═════ Dataset records ═════

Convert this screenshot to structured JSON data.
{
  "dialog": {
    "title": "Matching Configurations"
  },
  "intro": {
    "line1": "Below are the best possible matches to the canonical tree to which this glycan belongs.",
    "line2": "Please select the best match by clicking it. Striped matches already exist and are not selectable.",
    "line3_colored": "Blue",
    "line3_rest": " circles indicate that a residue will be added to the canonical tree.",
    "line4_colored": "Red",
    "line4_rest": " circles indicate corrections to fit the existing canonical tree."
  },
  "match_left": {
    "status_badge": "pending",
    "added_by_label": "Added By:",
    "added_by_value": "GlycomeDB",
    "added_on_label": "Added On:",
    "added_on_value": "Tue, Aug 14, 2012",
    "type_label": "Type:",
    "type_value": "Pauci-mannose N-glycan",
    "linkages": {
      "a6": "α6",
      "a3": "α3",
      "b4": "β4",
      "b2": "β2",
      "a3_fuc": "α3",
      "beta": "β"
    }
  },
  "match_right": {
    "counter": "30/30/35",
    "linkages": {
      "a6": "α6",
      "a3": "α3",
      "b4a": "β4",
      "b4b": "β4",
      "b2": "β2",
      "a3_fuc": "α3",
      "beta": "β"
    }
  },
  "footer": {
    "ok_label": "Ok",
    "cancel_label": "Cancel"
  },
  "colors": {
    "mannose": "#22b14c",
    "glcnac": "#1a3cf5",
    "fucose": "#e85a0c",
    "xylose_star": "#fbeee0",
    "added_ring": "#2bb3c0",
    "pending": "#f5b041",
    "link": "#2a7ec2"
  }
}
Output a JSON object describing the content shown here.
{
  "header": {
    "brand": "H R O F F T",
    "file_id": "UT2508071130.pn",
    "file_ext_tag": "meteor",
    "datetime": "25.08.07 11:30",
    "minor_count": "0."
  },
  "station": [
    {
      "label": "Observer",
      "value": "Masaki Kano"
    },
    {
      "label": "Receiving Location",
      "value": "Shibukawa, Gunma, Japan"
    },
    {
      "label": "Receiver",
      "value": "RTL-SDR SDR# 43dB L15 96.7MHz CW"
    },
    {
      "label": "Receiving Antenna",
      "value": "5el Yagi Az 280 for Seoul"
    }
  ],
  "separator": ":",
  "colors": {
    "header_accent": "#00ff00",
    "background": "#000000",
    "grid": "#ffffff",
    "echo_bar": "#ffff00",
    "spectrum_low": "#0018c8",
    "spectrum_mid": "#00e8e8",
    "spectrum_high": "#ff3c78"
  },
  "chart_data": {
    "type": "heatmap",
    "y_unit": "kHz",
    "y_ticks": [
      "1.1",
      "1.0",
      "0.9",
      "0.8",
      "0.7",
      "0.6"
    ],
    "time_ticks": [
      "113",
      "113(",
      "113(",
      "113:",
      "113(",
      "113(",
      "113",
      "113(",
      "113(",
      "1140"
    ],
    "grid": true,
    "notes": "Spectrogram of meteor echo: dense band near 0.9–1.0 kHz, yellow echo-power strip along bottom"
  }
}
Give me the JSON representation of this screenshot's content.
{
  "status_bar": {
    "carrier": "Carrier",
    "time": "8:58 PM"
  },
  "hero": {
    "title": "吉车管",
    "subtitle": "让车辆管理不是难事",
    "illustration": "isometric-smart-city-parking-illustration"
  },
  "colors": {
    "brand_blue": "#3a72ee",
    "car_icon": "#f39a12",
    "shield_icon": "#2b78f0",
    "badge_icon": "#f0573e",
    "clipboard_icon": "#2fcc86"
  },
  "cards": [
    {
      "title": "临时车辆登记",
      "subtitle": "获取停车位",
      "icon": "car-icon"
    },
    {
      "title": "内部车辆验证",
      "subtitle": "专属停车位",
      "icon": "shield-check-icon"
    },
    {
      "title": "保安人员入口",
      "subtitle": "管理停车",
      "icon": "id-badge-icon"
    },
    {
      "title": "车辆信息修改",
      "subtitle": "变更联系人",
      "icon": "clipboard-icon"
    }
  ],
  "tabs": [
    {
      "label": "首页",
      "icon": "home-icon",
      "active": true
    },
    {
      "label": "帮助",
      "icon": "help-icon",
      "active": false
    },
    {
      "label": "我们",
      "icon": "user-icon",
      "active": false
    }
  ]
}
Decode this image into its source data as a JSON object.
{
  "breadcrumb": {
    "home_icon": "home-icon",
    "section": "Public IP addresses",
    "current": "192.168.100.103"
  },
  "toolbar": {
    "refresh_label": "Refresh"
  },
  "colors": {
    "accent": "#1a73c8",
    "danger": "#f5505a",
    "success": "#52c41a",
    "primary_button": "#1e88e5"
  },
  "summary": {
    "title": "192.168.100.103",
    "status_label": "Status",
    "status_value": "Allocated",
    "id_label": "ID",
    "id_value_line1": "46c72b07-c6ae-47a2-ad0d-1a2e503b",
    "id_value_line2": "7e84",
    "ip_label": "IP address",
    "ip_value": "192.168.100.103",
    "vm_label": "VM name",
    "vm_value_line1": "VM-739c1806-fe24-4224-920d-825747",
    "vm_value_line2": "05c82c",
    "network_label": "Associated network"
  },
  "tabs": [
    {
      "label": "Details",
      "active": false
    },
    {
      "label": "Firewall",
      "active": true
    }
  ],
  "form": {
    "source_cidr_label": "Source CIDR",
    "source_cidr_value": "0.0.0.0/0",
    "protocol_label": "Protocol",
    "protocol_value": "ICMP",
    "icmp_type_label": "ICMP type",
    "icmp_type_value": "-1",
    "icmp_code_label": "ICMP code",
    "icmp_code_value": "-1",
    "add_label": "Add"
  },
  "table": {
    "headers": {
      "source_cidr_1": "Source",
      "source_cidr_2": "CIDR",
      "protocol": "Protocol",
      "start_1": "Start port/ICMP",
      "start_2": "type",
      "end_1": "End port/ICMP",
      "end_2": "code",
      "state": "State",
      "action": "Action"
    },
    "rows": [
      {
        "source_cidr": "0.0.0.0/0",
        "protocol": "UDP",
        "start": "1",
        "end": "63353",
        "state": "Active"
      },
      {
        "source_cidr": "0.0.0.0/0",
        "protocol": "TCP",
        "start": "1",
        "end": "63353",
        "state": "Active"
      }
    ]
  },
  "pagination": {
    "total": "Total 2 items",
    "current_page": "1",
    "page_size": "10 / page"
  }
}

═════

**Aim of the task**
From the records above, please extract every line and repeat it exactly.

**Expected answer**
Convert this screenshot to structured JSON data.
{
  "dialog": {
    "title": "Matching Configurations"
  },
  "intro": {
    "line1": "Below are the best possible matches to the canonical tree to which this glycan belongs.",
    "line2": "Please select the best match by clicking it. Striped matches already exist and are not selectable.",
    "line3_colored": "Blue",
    "line3_rest": " circles indicate that a residue will be added to the canonical tree.",
    "line4_colored": "Red",
    "line4_rest": " circles indicate corrections to fit the existing canonical tree."
  },
  "match_left": {
    "status_badge": "pending",
    "added_by_label": "Added By:",
    "added_by_value": "GlycomeDB",
    "added_on_label": "Added On:",
    "added_on_value": "Tue, Aug 14, 2012",
    "type_label": "Type:",
    "type_value": "Pauci-mannose N-glycan",
    "linkages": {
      "a6": "α6",
      "a3": "α3",
      "b4": "β4",
      "b2": "β2",
      "a3_fuc": "α3",
      "beta": "β"
    }
  },
  "match_right": {
    "counter": "30/30/35",
    "linkages": {
      "a6": "α6",
      "a3": "α3",
      "b4a": "β4",
      "b4b": "β4",
      "b2": "β2",
      "a3_fuc": "α3",
      "beta": "β"
    }
  },
  "footer": {
    "ok_label": "Ok",
    "cancel_label": "Cancel"
  },
  "colors": {
    "mannose": "#22b14c",
    "glcnac": "#1a3cf5",
    "fucose": "#e85a0c",
    "xylose_star": "#fbeee0",
    "added_ring": "#2bb3c0",
    "pending": "#f5b041",
    "link": "#2a7ec2"
  }
}
Output a JSON object describing the content shown here.
{
  "header": {
    "brand": "H R O F F T",
    "file_id": "UT2508071130.pn",
    "file_ext_tag": "meteor",
    "datetime": "25.08.07 11:30",
    "minor_count": "0."
  },
  "station": [
    {
      "label": "Observer",
      "value": "Masaki Kano"
    },
    {
      "label": "Receiving Location",
      "value": "Shibukawa, Gunma, Japan"
    },
    {
      "label": "Receiver",
      "value": "RTL-SDR SDR# 43dB L15 96.7MHz CW"
    },
    {
      "label": "Receiving Antenna",
      "value": "5el Yagi Az 280 for Seoul"
    }
  ],
  "separator": ":",
  "colors": {
    "header_accent": "#00ff00",
    "background": "#000000",
    "grid": "#ffffff",
    "echo_bar": "#ffff00",
    "spectrum_low": "#0018c8",
    "spectrum_mid": "#00e8e8",
    "spectrum_high": "#ff3c78"
  },
  "chart_data": {
    "type": "heatmap",
    "y_unit": "kHz",
    "y_ticks": [
      "1.1",
      "1.0",
      "0.9",
      "0.8",
      "0.7",
      "0.6"
    ],
    "time_ticks": [
      "113",
      "113(",
      "113(",
      "113:",
      "113(",
      "113(",
      "113",
      "113(",
      "113(",
      "1140"
    ],
    "grid": true,
    "notes": "Spectrogram of meteor echo: dense band near 0.9–1.0 kHz, yellow echo-power strip along bottom"
  }
}
Give me the JSON representation of this screenshot's content.
{
  "status_bar": {
    "carrier": "Carrier",
    "time": "8:58 PM"
  },
  "hero": {
    "title": "吉车管",
    "subtitle": "让车辆管理不是难事",
    "illustration": "isometric-smart-city-parking-illustration"
  },
  "colors": {
    "brand_blue": "#3a72ee",
    "car_icon": "#f39a12",
    "shield_icon": "#2b78f0",
    "badge_icon": "#f0573e",
    "clipboard_icon": "#2fcc86"
  },
  "cards": [
    {
      "title": "临时车辆登记",
      "subtitle": "获取停车位",
      "icon": "car-icon"
    },
    {
      "title": "内部车辆验证",
      "subtitle": "专属停车位",
      "icon": "shield-check-icon"
    },
    {
      "title": "保安人员入口",
      "subtitle": "管理停车",
      "icon": "id-badge-icon"
    },
    {
      "title": "车辆信息修改",
      "subtitle": "变更联系人",
      "icon": "clipboard-icon"
    }
  ],
  "tabs": [
    {
      "label": "首页",
      "icon": "home-icon",
      "active": true
    },
    {
      "label": "帮助",
      "icon": "help-icon",
      "active": false
    },
    {
      "label": "我们",
      "icon": "user-icon",
      "active": false
    }
  ]
}
Decode this image into its source data as a JSON object.
{
  "breadcrumb": {
    "home_icon": "home-icon",
    "section": "Public IP addresses",
    "current": "192.168.100.103"
  },
  "toolbar": {
    "refresh_label": "Refresh"
  },
  "colors": {
    "accent": "#1a73c8",
    "danger": "#f5505a",
    "success": "#52c41a",
    "primary_button": "#1e88e5"
  },
  "summary": {
    "title": "192.168.100.103",
    "status_label": "Status",
    "status_value": "Allocated",
    "id_label": "ID",
    "id_value_line1": "46c72b07-c6ae-47a2-ad0d-1a2e503b",
    "id_value_line2": "7e84",
    "ip_label": "IP address",
    "ip_value": "192.168.100.103",
    "vm_label": "VM name",
    "vm_value_line1": "VM-739c1806-fe24-4224-920d-825747",
    "vm_value_line2": "05c82c",
    "network_label": "Associated network"
  },
  "tabs": [
    {
      "label": "Details",
      "active": false
    },
    {
      "label": "Firewall",
      "active": true
    }
  ],
  "form": {
    "source_cidr_label": "Source CIDR",
    "source_cidr_value": "0.0.0.0/0",
    "protocol_label": "Protocol",
    "protocol_value": "ICMP",
    "icmp_type_label": "ICMP type",
    "icmp_type_value": "-1",
    "icmp_code_label": "ICMP code",
    "icmp_code_value": "-1",
    "add_label": "Add"
  },
  "table": {
    "headers": {
      "source_cidr_1": "Source",
      "source_cidr_2": "CIDR",
      "protocol": "Protocol",
      "start_1": "Start port/ICMP",
      "start_2": "type",
      "end_1": "End port/ICMP",
      "end_2": "code",
      "state": "State",
      "action": "Action"
    },
    "rows": [
      {
        "source_cidr": "0.0.0.0/0",
        "protocol": "UDP",
        "start": "1",
        "end": "63353",
        "state": "Active"
      },
      {
        "source_cidr": "0.0.0.0/0",
        "protocol": "TCP",
        "start": "1",
        "end": "63353",
        "state": "Active"
      }
    ]
  },
  "pagination": {
    "total": "Total 2 items",
    "current_page": "1",
    "page_size": "10 / page"
  }
}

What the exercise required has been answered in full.